__Task to carry out__: Return a copy of every line in the records that includes the word "this".

__The input__:

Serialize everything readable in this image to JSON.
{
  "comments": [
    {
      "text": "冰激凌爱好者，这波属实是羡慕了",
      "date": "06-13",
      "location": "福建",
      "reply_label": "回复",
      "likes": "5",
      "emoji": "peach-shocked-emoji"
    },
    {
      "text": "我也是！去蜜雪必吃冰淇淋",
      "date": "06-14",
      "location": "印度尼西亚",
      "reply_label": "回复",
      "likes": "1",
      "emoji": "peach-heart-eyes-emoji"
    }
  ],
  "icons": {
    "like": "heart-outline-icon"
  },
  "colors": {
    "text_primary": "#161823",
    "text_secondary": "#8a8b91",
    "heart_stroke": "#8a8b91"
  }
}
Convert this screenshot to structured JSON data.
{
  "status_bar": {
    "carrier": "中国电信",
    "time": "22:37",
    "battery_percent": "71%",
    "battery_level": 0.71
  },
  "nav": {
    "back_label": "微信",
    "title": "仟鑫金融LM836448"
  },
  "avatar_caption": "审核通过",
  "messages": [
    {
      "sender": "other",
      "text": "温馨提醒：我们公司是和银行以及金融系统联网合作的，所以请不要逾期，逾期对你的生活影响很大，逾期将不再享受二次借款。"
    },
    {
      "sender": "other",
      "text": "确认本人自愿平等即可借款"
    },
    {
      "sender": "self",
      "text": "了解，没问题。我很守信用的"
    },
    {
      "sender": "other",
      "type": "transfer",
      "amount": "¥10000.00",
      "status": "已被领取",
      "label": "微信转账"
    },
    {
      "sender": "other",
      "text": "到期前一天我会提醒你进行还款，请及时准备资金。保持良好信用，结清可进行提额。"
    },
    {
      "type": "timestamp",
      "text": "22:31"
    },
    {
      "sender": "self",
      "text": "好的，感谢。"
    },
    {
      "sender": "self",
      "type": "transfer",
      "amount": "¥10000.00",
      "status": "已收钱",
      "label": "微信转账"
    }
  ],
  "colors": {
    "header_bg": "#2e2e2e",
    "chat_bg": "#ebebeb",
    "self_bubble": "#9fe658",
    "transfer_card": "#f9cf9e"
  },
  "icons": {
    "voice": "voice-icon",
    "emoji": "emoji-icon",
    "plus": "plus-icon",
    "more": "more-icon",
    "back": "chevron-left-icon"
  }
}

__Final answer__:
Serialize everything readable in this image to JSON.
Convert this screenshot to structured JSON data.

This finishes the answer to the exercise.